● **Work required**
From the first record through the last, copy each one exactly.

Dataset excerpts:
*-*-*

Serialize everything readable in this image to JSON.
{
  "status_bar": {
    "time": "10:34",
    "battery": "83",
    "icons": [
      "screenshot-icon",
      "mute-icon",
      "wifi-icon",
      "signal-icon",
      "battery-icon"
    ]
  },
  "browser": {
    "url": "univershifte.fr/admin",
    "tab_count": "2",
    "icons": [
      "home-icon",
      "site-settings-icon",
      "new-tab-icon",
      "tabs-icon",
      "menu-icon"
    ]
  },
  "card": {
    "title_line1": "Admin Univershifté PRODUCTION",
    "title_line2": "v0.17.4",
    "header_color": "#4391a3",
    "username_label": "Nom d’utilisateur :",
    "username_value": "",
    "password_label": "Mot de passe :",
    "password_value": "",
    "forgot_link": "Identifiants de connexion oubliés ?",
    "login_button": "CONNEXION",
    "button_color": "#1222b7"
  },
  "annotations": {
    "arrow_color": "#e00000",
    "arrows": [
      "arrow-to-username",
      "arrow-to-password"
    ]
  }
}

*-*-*

● **Result of this exercise**
Serialize everything readable in this image to JSON.
{
  "status_bar": {
    "time": "10:34",
    "battery": "83",
    "icons": [
      "screenshot-icon",
      "mute-icon",
      "wifi-icon",
      "signal-icon",
      "battery-icon"
    ]
  },
  "browser": {
    "url": "univershifte.fr/admin",
    "tab_count": "2",
    "icons": [
      "home-icon",
      "site-settings-icon",
      "new-tab-icon",
      "tabs-icon",
      "menu-icon"
    ]
  },
  "card": {
    "title_line1": "Admin Univershifté PRODUCTION",
    "title_line2": "v0.17.4",
    "header_color": "#4391a3",
    "username_label": "Nom d’utilisateur :",
    "username_value": "",
    "password_label": "Mot de passe :",
    "password_value": "",
    "forgot_link": "Identifiants de connexion oubliés ?",
    "login_button": "CONNEXION",
    "button_color": "#1222b7"
  },
  "annotations": {
    "arrow_color": "#e00000",
    "arrows": [
      "arrow-to-username",
      "arrow-to-password"
    ]
  }
}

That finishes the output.